Where Do You Install a Home Generator?

It only takes getting caught in one lengthy power outage or disaster to realize that you never want to go without electricity if you don't have to. You may spent a lot of time researching your options for a home generator; once you know what type you want, and the size of home generator needed, it's time to figure out where to get it installed.

This is Not a DIY Job

I went with a standby generator, because I wanted things to be easy when the power went out, and I didn’t want to have to brave the storm to hook up a generator. There's something to be said about the peace of mind I get knowing that I'll always have a backup plan in place for our energy needs.

The great thing about a standby generator is that it has the necessary capacity to get us through a few days of an outage, which is typically all we need before the power company is on top of things after a storm. However, the installation process is not even remotely a do it yourself job.

Unlike portable generators, standby generators get installed permanently outside of your house. They need a cement pad underneath them and a connection to your house's electrical system. Due to the complexity of this process, a professional's help is needed install the generator.

In general, you need to choose a space that is at least five to six feet from any of the entry points of your house, as well as five feet from materials that could catch on fire. I wasn't going to be able to plant decorative bushes to hide this generator away, so I worked with the installer to find a place that made sense for my backyard plan.

The installer also needs to handle a transfer switch installation, which is the equipment that allows my house to switch back and forth between the generator and the utility power system. They will connect the generator to a fuel source, such as your home’s natural gas line, which can impact the available location for it.

Be Aware of Local Ordinances

If you're out in the middle of nowhere like I am, you probably won't run into a problem with noise ordinances and other local laws. On the other hand, if you're in the middle of a densely populated urban area, you probably need to pay close attention to the safety requirements and noise levels.

The typical standby generator isn't the loudest thing in the world, but they can be noisy if you have no way to break up the sound or mask it. Of course, the neighbor that's complaining today certainly wouldn't care about the noise when it's the middle of winter and I'm the only one with working electricity and heat. However, the generator also starts up and runs every week on its own to test whether it’s in working condition.

Safety is a Priority

I needed to make sure that my family stayed safe while the generator is running, and I also wanted to confirm that no problems happened when the power turns back on and the generator switches off.

The professional that installs the generator uses a transfer switch that sits between the house and the generator. When a standby generator senses that the house is not getting power, it switches on. When electricity comes back on, this switch transfers the house back to utility power and shuts the generator down.  Everything’s back to normal now, and it’s ready to go the next time that it’s needed.

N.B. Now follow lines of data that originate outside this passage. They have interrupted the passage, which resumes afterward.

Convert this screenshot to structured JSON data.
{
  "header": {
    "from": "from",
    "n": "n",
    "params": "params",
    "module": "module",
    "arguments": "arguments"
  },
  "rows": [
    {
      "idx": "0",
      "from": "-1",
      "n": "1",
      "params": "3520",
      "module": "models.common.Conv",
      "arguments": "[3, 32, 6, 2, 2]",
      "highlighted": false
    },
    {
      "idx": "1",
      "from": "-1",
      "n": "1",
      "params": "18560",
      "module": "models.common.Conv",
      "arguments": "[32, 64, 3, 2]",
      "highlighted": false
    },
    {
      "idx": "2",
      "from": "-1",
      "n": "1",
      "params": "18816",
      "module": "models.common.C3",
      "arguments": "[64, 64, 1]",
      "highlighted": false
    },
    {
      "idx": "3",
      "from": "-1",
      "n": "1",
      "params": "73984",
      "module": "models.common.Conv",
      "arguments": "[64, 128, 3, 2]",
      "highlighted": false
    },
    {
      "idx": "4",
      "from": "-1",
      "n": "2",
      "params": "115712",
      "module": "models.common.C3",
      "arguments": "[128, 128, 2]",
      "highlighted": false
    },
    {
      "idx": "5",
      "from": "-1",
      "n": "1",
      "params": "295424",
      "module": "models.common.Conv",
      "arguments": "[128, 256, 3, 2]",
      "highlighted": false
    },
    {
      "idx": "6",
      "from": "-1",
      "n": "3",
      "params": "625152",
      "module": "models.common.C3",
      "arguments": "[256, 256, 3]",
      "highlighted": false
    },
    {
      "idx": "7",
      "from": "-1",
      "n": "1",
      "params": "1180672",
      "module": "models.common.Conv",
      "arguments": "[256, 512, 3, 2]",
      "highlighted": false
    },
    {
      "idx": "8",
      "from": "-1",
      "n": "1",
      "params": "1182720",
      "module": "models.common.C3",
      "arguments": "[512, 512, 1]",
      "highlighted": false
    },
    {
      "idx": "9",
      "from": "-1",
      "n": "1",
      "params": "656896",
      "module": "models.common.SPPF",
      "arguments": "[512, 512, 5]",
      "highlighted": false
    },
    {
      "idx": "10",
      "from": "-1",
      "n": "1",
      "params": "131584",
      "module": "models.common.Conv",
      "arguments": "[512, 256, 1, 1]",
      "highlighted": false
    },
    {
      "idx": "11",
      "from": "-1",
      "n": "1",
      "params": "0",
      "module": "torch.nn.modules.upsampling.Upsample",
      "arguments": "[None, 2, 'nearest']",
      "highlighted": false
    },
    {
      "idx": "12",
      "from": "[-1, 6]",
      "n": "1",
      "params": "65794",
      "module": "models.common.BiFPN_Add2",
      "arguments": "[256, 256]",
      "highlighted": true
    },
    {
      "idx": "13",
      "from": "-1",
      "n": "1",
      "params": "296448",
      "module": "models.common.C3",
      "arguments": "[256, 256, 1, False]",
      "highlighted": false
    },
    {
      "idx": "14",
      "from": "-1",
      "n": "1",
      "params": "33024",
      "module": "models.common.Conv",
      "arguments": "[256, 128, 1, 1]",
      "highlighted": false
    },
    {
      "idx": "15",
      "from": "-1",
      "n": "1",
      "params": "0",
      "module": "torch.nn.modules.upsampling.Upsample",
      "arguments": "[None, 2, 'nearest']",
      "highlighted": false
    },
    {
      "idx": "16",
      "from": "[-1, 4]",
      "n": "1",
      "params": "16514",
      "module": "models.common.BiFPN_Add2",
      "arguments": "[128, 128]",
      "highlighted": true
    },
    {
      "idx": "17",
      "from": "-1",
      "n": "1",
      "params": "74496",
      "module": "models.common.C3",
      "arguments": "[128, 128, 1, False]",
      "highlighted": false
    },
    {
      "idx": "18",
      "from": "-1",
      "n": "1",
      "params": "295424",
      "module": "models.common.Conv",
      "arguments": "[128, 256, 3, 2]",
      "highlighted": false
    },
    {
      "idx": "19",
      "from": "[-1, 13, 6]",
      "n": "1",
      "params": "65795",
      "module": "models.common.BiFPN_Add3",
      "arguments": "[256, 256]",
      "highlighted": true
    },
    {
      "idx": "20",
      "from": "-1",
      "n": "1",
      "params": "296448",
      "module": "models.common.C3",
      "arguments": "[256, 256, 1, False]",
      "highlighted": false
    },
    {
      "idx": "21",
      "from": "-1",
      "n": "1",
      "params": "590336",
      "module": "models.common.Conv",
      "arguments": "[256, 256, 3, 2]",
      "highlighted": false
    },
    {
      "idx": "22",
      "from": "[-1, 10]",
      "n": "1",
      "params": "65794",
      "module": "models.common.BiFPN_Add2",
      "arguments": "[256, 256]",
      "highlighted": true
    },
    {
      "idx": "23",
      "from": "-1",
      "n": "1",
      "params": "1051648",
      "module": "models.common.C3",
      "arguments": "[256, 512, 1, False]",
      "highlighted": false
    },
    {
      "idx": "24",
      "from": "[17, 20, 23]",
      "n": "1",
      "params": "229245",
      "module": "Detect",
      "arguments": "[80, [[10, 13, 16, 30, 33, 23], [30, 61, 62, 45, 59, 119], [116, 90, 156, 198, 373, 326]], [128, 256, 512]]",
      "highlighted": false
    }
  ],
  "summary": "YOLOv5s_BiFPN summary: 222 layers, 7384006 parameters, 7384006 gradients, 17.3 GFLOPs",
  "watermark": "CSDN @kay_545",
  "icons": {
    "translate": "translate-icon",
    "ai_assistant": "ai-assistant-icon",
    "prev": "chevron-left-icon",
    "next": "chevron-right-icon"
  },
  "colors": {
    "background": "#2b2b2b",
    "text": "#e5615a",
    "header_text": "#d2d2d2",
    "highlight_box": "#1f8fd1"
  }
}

Anything that's remotely flammable needs to be far away from the generator. We made sure there weren't any nearby bushes, our firewood was stacked well away from the area and we kept the kids from letting their toys go all over the place in that part of the yard.

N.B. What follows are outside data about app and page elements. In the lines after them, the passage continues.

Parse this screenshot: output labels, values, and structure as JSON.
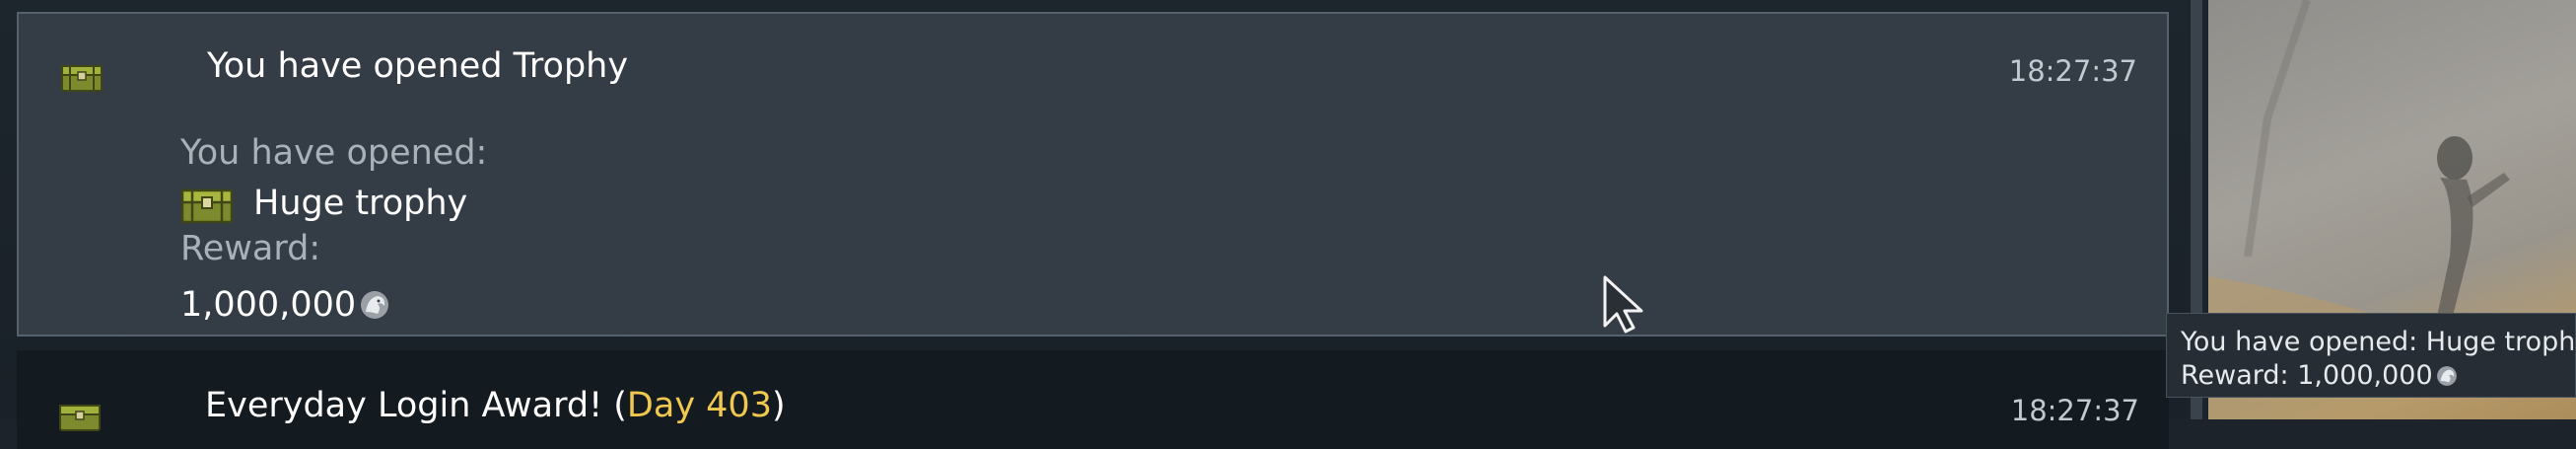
{
  "notifications": [
    {
      "title": "You have opened Trophy",
      "time": "18:27:37",
      "opened_label": "You have opened:",
      "item_name": "Huge trophy",
      "reward_label": "Reward:",
      "reward_value": "1,000,000",
      "icon": "chest-icon",
      "currency_icon": "silver-lion-icon"
    },
    {
      "title_prefix": "Everyday Login Award! (",
      "title_highlight": "Day 403",
      "title_suffix": ")",
      "time": "18:27:37",
      "icon": "chest-icon"
    }
  ],
  "tooltip": {
    "line1": "You have opened: Huge trophy",
    "line2_label": "Reward:",
    "line2_value": "1,000,000",
    "currency_icon": "silver-lion-icon"
  },
  "colors": {
    "selected_bg": "#343c46",
    "highlight": "#f0c850",
    "muted_text": "#a9b1b8"
  }
}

We also have a safe space to store fuel for the generator, so that we have plenty to get us through any sort of emergency. The easiest way to use a standby generator safely is to consult with professionals before you start the process.

 

Posted by Shane Rektor | Jul 6, 2020 | Categories: Power Generation